I have to say I struggle with the same conundrum. To recognize a social “ill,” yet walk the very same fine gray line. Kind of takes away a bit of the “bite” of your message, doesn’t it?
However, I think that the problem with his video – is that he “generalized” the mobile smart phone. “Using” a smart phone (which is essentially the equivalent to a mini-computer) varies greatly.
“Relying” on your phone for a majority of your daily time is a grave mistake in my opinion. Directions. How-to. Recipes. Advice. Instructions. Those can actually be acceptable in certain situations where you’re at “wits end,” but every step you take?
And what I feel that 90% of the “heavy” mobile users do – is not what I mentioned in the sentence above – but rather get “lost” in the minutia of social interaction. A 24 hour comment box that needs constant “checking in.” They want to see new comments. Or add comments of their own. Or be observers of “heated debates” between friends, often distancing themselves from each other. It’s sickening, really.
What Gary Turk should have done to make his “poetic” video 1000% better – is to single out the “offenders” more specifically.
I for one, will use the mobile device occasionally too. To make phone calls. A photo in a pinch. A text to a friend. Check 411 email. Pretty standard stuff.
But the people that have all but become CONSUMED by the #1 offender FACEBOOK need to look within to figure out what it is that they cannot (or care not to) make eye-contact with other human beings. That scene from the video above – where the girl sits down at the bus stop – while a dramatic re-enactment – was SPOT ON in terms of how it looks in the real world. People measure “eye contact time” now in tenths of a second. That is how little recognition and observation people give these days. It’s almost insulting to get viewed, “sized-up,” and judged by some narcissistic freak in less than one second. Karma goes both ways, bitches!
His video should have been more specific to the main reason people are absorbed. Facebook, I have to admit, was (and still is) a brilliant sociopathic clusterfuck. Like a perfect storm of technology, human psychology, and marketing all in one – and at the right time (for FB “insiders…”)
“Need” – “Want” – or “I have no fucking clue?”
Here’s an experiment for you. I doubt ANY of you would do this.
But leave your phone at home. As hard as that may be (harder the younger you are). Sit at a bus stop in Hoboken. Or stand on a corner with a friend. Stay there for a couple hours (without getting an annuerism from no social network updates).
The first hour for those “addicted,” will feel strange. You’ll feel almost “naked.” Don’t worry – the feeling will pass.
As your second hour arrives, you’ll actually feel less burdened. You’ll feel more at home in your environment.

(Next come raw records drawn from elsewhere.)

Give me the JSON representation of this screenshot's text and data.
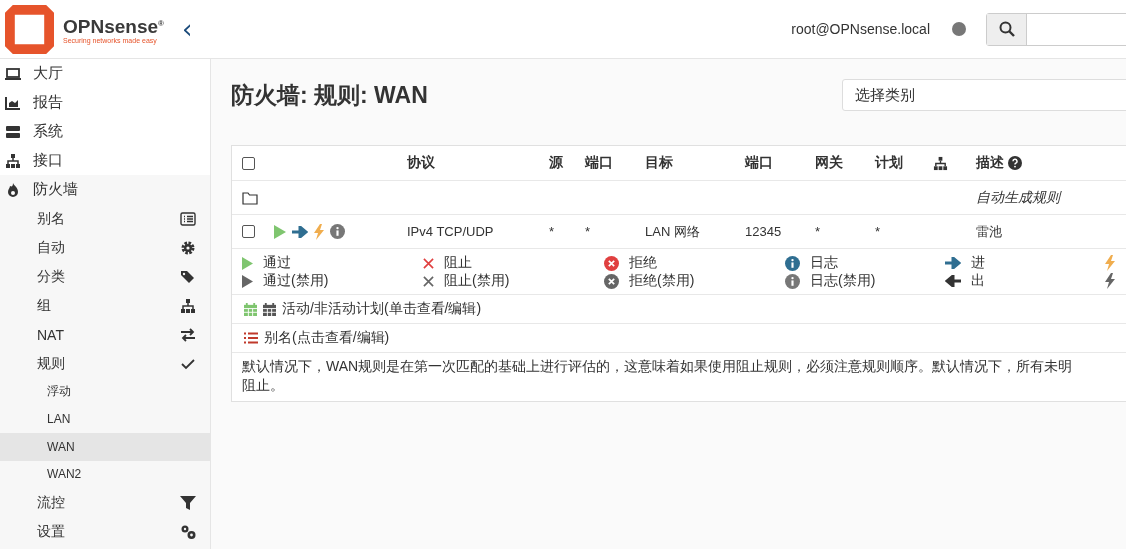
{
  "header": {
    "logo_name": "OPNsense",
    "logo_mark": "®",
    "logo_tagline": "Securing networks made easy",
    "collapse_icon": "‹",
    "user": "root@OPNsense.local"
  },
  "sidebar": {
    "items": [
      {
        "label": "大厅",
        "selected": false
      },
      {
        "label": "报告",
        "selected": false
      },
      {
        "label": "系统",
        "selected": false
      },
      {
        "label": "接口",
        "selected": false
      },
      {
        "label": "防火墙",
        "selected": false,
        "expanded": true,
        "children": [
          {
            "label": "别名",
            "selected": false
          },
          {
            "label": "自动",
            "selected": false
          },
          {
            "label": "分类",
            "selected": false
          },
          {
            "label": "组",
            "selected": false
          },
          {
            "label": "NAT",
            "selected": false
          },
          {
            "label": "规则",
            "selected": false,
            "expanded": true,
            "children": [
              {
                "label": "浮动",
                "selected": false
              },
              {
                "label": "LAN",
                "selected": false
              },
              {
                "label": "WAN",
                "selected": true
              },
              {
                "label": "WAN2",
                "selected": false
              }
            ]
          },
          {
            "label": "流控",
            "selected": false
          },
          {
            "label": "设置",
            "selected": false
          }
        ]
      }
    ]
  },
  "page": {
    "title": "防火墙: 规则: WAN",
    "category_select": {
      "placeholder": "选择类别"
    }
  },
  "table": {
    "columns": [
      {
        "label": "协议"
      },
      {
        "label": "源"
      },
      {
        "label": "端口"
      },
      {
        "label": "目标"
      },
      {
        "label": "端口"
      },
      {
        "label": "网关"
      },
      {
        "label": "计划"
      },
      {
        "label": "描述"
      }
    ],
    "header_checked": false,
    "rows": [
      {
        "kind": "category",
        "description": "自动生成规则"
      },
      {
        "kind": "rule",
        "checked": false,
        "quick": true,
        "log": false,
        "protocol": "IPv4 TCP/UDP",
        "source": "*",
        "source_port": "*",
        "destination": "LAN 网络",
        "destination_port": "12345",
        "gateway": "*",
        "schedule": "*",
        "description": "雷池"
      }
    ]
  },
  "legend": [
    [
      {
        "kind": "pass",
        "label": "通过"
      },
      {
        "kind": "block",
        "label": "阻止"
      },
      {
        "kind": "reject",
        "label": "拒绝"
      },
      {
        "kind": "log",
        "label": "日志"
      },
      {
        "kind": "in",
        "label": "进"
      },
      {
        "kind": "quick"
      }
    ],
    [
      {
        "kind": "pass-disabled",
        "label": "通过(禁用)"
      },
      {
        "kind": "block-disabled",
        "label": "阻止(禁用)"
      },
      {
        "kind": "reject-disabled",
        "label": "拒绝(禁用)"
      },
      {
        "kind": "log-disabled",
        "label": "日志(禁用)"
      },
      {
        "kind": "out",
        "label": "出"
      },
      {
        "kind": "quick-disabled"
      }
    ]
  ],
  "schedule_note": "活动/非活动计划(单击查看/编辑)",
  "alias_note": "别名(点击查看/编辑)",
  "info_lines": [
    "默认情况下，WAN规则是在第一次匹配的基础上进行评估的，这意味着如果使用阻止规则，必须注意规则顺序。默认情况下，所有未明",
    "阻止。"
  ]
}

Amazing how fast it works, right? Although many of you may not even make it this long – and will rush home to refresh to find your latest “can’t miss” update. (Without wondering how people survived before this…)

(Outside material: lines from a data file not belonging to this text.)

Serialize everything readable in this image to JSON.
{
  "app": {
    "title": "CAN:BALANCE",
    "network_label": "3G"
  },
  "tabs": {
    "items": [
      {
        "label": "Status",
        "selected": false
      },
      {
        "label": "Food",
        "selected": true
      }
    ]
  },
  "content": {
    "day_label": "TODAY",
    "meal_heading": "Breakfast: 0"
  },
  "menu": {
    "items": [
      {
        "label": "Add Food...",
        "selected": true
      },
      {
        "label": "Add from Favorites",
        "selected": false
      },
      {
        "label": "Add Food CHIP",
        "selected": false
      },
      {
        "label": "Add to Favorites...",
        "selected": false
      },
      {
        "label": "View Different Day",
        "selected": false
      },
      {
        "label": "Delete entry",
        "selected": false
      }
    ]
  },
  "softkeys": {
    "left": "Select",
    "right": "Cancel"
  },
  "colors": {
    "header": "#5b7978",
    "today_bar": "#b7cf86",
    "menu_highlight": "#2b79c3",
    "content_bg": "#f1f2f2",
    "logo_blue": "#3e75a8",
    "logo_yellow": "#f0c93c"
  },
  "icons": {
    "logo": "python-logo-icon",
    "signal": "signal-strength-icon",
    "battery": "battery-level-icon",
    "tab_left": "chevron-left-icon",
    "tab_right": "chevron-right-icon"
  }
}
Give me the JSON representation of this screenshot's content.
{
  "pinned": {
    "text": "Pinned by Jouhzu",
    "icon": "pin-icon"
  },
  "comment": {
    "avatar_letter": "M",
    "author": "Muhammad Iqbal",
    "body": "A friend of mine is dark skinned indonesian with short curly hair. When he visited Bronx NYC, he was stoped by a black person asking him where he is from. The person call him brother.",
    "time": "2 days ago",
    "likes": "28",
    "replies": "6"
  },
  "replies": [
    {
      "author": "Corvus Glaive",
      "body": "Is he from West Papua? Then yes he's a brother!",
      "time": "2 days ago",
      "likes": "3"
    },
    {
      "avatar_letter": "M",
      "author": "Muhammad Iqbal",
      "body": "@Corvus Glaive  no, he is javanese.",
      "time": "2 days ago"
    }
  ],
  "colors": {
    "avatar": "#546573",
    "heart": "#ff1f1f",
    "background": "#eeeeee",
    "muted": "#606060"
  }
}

But those who’ve endured – will start seeing an amazing TREND. A majority of people that pass you by on the streets of Hoboken will:
- Have headphones on (automatic “don’t talk to me mother fucker!” look too)
- Be heads down looking at phone display
And in general this trend gravitates towards younger people – and is profoundly lesser the older you get.
Final thought: Not the phone – but how you use it
Like I already said – the creator of this video “generalized” phones – not how you use them.
I don’t think you need to leave your phone HOME whatsoever.
What people SHOULD do is uninstall or DELETE the time-wasting SOCIAL apps like Facebook, Twitter, Instagram, Yelp, FourSquare, and the 1000′s of other useless bullshit programs that really don’t add much true value to your lives. The phone itself is actually a fairly helpful device slash pocket-computer if used in a sensible way.
There are programs that could be deemed useful in a case of a true NEED. But superficial digital social networking (which essentially boils down to “bull-shitting in the Matrix”), is not a need for anyone. I don’t care how many kittens are saved, or plastic bags are recycled. It does more harm, divides more people, and creates more societal chaos than ever.
Keep the phone. Dump the social bullshit.